LAIE, Hawaii Become men and women of integrity, Elder Joseph B. Wirthlin of the Quorum of the Twelve counseled the largest graduating class in the history of BYU-Hawaii at the June 2000 graduation commencement.
Speaking June 27 on the Laie, Hawaii, campus, Elder Wirthlin told the students that integrity was a common characteristic of every great and good man and woman. He gave several examples of integrity, from Molly Pitcher to Abraham Lincoln to Job and asked the graduates to take a simple integrity test: "Do you know what is right? Do you do what is right?"
He said Mormon gives light on the first question and shows how to know what is right. "For behold, the Spirit of Christ is given to every man, that he may know good from evil; wherefore, I show unto you the way to judge: for every thing which inviteth to do good, and to persuade to believe in Christ, is sent forth by the power and gift of Christ; wherefore ye may know with a perfect knowledge it is of God." (Moroni 7:16.)
Continuing, Elder Wirthlin said: "These inspired words provide us a template with which we can judge our thoughts and actions. First, we must follow the promptings of the Holy Spirit. Then, we judge our actions by asking, 'Will this motivate us to follow the teachings and example of the Savior?' If so, it is right. That which distances us from the Savior and from His teachings is not.
"Once we truly know what is right, do we do it? The Savior taught, 'Not every one that saith unto me, Lord, Lord, shall enter into the kingdom of heaven; but he that doeth the will of my Father which is in heaven.' " (Matthew 7:21.)
Elder Wirthlin taught, "Men and women of integrity know what is right and do what is right. Always."

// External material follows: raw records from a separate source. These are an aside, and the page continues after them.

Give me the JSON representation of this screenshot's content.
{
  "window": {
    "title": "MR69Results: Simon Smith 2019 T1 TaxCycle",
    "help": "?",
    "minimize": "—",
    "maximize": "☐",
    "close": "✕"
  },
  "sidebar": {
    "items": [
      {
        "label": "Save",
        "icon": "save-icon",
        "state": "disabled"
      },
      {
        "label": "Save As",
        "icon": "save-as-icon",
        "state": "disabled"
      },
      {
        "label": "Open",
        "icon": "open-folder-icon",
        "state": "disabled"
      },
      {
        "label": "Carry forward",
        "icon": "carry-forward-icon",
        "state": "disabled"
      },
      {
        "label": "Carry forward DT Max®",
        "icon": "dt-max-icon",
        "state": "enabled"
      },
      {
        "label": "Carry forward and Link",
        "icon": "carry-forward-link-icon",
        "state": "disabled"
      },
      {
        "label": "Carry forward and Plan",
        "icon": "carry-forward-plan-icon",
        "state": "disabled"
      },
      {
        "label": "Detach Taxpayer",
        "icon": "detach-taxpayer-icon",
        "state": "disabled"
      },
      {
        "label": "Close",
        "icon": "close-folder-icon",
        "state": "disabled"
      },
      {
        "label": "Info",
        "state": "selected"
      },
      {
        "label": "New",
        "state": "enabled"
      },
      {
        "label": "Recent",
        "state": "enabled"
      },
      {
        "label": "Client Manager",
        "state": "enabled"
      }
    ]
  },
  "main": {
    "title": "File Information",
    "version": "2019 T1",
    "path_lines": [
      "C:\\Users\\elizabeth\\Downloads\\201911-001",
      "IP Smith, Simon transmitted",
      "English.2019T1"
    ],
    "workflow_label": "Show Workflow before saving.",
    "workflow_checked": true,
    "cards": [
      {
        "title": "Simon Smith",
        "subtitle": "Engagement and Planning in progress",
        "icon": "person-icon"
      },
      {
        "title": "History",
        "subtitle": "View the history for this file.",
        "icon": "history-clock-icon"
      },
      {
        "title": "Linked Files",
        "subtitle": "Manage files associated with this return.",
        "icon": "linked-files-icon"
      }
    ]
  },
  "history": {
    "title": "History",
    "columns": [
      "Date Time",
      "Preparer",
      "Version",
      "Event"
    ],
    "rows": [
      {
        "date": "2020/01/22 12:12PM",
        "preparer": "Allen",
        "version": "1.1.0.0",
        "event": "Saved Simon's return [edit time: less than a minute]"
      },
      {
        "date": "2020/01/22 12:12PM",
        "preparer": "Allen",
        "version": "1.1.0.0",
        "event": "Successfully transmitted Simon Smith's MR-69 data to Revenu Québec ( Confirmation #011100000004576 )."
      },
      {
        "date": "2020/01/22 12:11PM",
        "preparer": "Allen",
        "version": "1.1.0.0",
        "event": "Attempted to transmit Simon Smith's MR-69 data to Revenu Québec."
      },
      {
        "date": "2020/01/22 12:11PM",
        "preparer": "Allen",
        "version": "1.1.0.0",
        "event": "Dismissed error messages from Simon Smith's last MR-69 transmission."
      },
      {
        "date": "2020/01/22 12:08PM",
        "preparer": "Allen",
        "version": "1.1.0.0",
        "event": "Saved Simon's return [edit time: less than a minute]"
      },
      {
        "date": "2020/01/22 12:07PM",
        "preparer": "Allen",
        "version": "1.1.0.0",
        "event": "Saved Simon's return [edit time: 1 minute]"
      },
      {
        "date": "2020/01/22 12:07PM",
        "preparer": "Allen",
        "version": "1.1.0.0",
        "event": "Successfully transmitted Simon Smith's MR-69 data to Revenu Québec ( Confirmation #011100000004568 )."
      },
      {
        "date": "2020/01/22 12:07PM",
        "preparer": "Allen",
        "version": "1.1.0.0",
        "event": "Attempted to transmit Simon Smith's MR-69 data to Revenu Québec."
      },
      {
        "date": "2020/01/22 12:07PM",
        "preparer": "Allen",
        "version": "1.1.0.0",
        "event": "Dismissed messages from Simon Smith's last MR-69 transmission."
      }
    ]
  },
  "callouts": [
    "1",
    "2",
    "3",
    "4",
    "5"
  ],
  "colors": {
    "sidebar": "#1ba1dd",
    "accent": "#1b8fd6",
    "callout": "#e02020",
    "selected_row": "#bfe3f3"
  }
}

Toward the end of his address, the apostle added: "If we wish to acquire a quality of habit, practice as though we already had it and eventually, it will become second nature."
The record class consisted of 318 bachelor's degree recipients, 20 associate degree winners, seven executive management interns and one teacher certification recipient.
BYU-Hawaii President Eric B. Shumway presented the school's June 2000 Distinguished Service Award to Wylie W. Swapp, one of the original faculty members when the school opened as the Church College of Hawaii in 1955. Brother Swapp served on the faculty for 33 years and is still very active in the Laie and university communities. As an instructor in the art department, he was instrumental in laying the foundation for the Polynesian Cultural Center and helped revive the male hula tradition in Hawaii.